Caruana was asked about the ALS Ice Bucket Challenge and if that may have helped him. "I hope that wasn't the reason why!" he said.
This reporter asked the five players who didn't win the tournament to give a single word describing Caruana's performance. In order, they responded:
"Fantastico" -- Nakamura; "Memorable" -- Topalov; "Depressing!" -- Carlsen (met with big laughs); "Ruthless" -- MVL; "Surprising" -- Aronian. I asked Caruana to try his hand at the same game, and he seconded "surprising."
After the press conference ended, the Chess Club and Scholastic Center of Saint Louis hosted an event for the fans. "Who Wants to Be a Chess Millionaire?" offered the grand prize of an all-expenses paid trip to the 2015 Sinquefield Cup.

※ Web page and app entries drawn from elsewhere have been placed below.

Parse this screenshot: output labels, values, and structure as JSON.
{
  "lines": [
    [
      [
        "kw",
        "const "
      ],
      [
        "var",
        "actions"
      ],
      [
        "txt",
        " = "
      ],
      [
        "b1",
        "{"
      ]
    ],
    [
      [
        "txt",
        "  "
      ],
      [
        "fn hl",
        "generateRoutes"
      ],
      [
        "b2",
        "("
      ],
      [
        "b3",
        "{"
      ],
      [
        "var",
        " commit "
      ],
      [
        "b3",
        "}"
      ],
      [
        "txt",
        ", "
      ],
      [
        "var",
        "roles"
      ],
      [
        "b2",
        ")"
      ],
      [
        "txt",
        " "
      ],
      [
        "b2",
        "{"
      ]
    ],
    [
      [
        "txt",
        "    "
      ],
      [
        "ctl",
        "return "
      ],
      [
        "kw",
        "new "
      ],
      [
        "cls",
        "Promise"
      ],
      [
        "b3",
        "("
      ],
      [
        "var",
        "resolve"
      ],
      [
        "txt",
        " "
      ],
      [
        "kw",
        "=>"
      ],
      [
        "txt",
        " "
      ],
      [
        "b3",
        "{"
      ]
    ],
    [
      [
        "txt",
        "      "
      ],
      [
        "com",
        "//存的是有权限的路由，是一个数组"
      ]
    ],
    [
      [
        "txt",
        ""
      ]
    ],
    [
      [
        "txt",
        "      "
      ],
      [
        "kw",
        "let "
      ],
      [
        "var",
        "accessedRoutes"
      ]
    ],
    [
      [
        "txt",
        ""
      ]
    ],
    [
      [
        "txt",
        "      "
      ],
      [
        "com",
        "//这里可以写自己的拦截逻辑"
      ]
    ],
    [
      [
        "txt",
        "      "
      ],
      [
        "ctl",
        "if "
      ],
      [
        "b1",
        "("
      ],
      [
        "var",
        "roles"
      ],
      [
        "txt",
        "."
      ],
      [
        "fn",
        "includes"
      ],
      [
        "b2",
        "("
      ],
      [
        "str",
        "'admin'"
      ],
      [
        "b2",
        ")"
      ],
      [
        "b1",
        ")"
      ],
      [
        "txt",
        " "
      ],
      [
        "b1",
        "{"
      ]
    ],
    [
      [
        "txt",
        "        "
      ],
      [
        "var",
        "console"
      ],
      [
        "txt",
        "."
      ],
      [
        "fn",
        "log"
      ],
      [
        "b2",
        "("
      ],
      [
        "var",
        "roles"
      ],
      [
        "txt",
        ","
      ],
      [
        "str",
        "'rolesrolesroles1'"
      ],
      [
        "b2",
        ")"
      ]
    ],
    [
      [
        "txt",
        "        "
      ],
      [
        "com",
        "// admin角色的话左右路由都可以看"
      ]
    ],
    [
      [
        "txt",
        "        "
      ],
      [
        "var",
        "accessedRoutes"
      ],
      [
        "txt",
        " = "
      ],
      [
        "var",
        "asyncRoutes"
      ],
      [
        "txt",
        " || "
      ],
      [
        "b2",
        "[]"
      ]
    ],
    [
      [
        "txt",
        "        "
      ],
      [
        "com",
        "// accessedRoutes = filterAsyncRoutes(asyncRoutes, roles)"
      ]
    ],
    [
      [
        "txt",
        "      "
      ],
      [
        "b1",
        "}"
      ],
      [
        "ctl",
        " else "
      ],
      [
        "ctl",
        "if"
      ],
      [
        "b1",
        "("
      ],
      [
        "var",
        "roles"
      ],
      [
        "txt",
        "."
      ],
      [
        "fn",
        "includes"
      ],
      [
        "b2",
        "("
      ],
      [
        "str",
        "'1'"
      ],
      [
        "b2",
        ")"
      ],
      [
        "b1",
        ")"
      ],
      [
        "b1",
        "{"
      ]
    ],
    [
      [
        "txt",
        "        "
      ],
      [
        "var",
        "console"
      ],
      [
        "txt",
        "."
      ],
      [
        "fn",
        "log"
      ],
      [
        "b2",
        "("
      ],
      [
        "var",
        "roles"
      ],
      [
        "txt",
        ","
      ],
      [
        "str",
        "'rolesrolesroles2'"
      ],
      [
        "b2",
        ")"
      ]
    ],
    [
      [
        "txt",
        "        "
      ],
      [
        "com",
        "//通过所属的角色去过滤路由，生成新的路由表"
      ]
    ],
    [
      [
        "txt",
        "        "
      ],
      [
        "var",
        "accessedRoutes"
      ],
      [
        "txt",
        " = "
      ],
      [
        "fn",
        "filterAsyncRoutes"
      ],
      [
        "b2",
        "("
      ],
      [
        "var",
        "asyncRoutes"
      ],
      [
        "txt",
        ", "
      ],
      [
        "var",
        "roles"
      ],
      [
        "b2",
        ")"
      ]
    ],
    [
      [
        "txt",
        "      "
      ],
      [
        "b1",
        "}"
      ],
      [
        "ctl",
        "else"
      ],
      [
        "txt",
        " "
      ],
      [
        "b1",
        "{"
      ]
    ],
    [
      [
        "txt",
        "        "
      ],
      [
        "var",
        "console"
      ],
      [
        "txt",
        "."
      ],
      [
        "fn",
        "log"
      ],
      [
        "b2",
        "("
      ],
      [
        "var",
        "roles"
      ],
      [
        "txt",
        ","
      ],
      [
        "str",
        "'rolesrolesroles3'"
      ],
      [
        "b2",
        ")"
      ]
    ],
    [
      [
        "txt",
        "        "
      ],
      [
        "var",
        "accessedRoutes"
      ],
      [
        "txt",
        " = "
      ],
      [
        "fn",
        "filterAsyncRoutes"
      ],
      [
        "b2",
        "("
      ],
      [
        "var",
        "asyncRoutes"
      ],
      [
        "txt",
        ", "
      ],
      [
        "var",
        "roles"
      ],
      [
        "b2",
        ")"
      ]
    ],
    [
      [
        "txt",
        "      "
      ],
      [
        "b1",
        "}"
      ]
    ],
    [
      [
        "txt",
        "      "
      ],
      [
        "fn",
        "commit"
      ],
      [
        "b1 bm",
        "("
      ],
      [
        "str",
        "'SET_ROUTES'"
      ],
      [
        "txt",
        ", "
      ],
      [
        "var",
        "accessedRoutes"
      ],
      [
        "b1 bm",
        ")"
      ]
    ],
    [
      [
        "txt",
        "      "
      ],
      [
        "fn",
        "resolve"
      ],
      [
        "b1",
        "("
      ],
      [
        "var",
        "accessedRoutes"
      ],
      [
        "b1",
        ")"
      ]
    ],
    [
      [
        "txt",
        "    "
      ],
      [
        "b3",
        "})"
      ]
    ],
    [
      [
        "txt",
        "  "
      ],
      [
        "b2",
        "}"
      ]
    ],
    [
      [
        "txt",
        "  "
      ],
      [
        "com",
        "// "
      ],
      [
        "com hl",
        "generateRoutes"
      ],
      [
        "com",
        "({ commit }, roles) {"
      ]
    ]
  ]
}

In the spirit of statistics, here is the 2014 Sinquefield Cup by the numbers:
- 315,000 - The total prize fund in dollars, a 46 percent increase from 2013
- 243 - Dollars earned by the winner for every move he made (412 total moves, $100,000 prize)
- 7 - Consecutive wins to start the event by Caruana
- 3592 - Caruana's performance rating in those games
- 0 - Number of games to reach the time control in the first three rounds
- 1 - Number of games that did not reach the time control in 2013
- 35 - Rating points gained by Caruana
- 3 - Norwegian media outlets on site in St. Louis
- 8297 - Miles traveled by the farthest fan (Mumbai, India)
- 66 - Rating points gap between #1 and #2 before the tournament began
- 27 - Gap between #1 and #2 now
- 8 - Buckets of water poured on four grandmaster heads
- 10 - Rounds in which Topalov was the first to arrive for the round
- 0 - Number of Caruana's girlfriends, according to his response on the live show
WGM Jennifer Shahade talked with Caruana's coach, GM Vladimir Chuchelov, who sheepishly admitted that he forgot to congratulate Caruana after his student clinched!
2014 Sinquefield Cup | Final Standings
2014 Sinquefield Cup | Schedule & Pairings
|Round 1||27.08.14||14:00 CDT||Round 6||02.09.14||14:00 CDT|
|Round 2||28.08.14||14:00 CDT||Round 7||03.09.14||14:00 CDT|
|Round 3||29.08.14||14:00 CDT||Round 8||04.09.14||14:00 CDT|
|Round 4||30.08.14||14:00 CDT||Round 9||05.09.14||14:00 CDT|
|Round 5||31.08.14||14:00 CDT||Round 10||06.09.14||14:00 CDT|
- Round 9: All Draws in Rd. 9 in St. Louis
- Round 8: "The Streak" Ends, but Caruana Draws Carlsen to Clinch
- Round 7: Touchdown! Caurana Wins Again for 7-0 Score
- Round 6: Caruana Demolishes Topalov, Increases Lead Again
- Rest Day: Fire, Water, Sport During Sinquefield Rest Day
- Round 5: Caruana Completes Perfect First Half at Sinquefield Cup
- Round 4: Caruana Streak Continues at Sinquefield, Now 4-0
- Round 3: Caruana Beats Carlsen, Leads Sinquefield After Round 3
- Round 2: Caruana and Aronian Win Rd. 2 in St. Louis
- Round 1: Caruana Weathers Early Storm at Sinquefield Cup
- Preview: 5 Things You Didn't Know About the World's Strongest Chess Tournament
- Preview: 2800+ Elo for 2nd Sinquefield Cup